EXERCISE BRIEF: Tally the lines below that contain the word "Számlák", then give the tally alone.

DATA RECORDS:
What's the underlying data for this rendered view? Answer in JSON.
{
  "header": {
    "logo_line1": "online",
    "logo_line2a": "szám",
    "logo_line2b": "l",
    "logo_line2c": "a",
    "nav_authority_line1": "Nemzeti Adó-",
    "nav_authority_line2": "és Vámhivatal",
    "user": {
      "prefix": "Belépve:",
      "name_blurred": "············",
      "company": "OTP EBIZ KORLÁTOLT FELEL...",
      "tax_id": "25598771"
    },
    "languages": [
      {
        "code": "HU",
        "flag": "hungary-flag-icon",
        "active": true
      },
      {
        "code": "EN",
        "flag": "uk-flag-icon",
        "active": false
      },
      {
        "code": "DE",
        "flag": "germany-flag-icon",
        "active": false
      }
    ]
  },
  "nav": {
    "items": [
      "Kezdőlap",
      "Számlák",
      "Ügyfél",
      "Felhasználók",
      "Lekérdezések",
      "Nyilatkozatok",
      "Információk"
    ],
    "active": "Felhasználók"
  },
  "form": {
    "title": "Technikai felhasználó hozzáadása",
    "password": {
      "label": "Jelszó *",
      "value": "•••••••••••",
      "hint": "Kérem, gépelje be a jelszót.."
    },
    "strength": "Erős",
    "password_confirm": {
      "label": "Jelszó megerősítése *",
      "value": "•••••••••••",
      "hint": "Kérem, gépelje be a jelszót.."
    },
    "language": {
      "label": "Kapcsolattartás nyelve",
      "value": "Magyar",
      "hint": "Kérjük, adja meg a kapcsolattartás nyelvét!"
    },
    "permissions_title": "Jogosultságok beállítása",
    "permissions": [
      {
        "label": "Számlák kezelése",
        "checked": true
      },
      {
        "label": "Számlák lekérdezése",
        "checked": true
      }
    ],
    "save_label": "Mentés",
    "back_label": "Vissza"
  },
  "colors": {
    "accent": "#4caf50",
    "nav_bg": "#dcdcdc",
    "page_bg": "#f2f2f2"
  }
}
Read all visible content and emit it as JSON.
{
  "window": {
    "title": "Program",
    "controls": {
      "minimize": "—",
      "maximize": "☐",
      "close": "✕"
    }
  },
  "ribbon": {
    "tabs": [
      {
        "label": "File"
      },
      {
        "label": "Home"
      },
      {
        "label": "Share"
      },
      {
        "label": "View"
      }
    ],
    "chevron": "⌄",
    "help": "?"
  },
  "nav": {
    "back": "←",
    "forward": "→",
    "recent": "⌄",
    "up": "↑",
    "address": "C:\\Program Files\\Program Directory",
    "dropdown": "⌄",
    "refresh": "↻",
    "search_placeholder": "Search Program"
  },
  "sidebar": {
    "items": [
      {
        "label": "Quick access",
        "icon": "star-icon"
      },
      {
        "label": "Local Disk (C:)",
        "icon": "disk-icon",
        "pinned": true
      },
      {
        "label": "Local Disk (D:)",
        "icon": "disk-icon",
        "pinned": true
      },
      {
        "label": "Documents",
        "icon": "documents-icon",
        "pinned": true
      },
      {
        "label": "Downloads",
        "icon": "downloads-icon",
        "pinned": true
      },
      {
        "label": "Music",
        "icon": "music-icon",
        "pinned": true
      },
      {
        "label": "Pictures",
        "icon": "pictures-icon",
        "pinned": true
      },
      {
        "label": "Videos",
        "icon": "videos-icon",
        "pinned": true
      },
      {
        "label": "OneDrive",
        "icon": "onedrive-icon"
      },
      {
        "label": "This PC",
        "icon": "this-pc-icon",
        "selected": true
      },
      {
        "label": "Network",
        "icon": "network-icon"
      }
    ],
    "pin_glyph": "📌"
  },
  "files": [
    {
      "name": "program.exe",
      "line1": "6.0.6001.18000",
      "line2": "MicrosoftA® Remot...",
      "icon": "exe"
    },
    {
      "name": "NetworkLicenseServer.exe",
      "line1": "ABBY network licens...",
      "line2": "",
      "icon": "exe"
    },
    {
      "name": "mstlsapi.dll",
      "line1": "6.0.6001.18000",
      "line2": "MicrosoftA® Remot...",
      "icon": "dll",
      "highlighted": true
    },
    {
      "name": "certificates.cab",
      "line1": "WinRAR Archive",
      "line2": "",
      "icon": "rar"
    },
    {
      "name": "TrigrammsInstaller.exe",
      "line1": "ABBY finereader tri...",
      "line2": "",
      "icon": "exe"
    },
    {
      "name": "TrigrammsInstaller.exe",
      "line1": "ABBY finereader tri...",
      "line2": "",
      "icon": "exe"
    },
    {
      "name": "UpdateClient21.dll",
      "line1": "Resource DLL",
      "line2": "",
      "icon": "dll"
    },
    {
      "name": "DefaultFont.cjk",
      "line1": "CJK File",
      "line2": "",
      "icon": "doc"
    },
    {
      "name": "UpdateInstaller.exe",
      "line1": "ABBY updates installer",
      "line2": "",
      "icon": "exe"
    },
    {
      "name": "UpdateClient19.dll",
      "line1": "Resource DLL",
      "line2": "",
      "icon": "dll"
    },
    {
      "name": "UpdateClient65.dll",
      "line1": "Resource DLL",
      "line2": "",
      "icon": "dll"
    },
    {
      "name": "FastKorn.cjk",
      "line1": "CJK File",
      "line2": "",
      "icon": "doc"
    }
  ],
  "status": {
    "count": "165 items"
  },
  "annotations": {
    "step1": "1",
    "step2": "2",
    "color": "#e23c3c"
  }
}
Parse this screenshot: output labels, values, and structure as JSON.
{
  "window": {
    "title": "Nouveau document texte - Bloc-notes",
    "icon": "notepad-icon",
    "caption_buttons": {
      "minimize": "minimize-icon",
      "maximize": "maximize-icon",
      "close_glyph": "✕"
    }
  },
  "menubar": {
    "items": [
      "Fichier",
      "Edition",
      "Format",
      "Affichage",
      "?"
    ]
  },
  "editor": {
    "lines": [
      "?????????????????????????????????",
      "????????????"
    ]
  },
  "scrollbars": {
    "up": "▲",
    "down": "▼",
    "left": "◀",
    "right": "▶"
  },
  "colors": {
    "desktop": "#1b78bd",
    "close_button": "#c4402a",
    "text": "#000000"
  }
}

EXPECTED OUTPUT: 3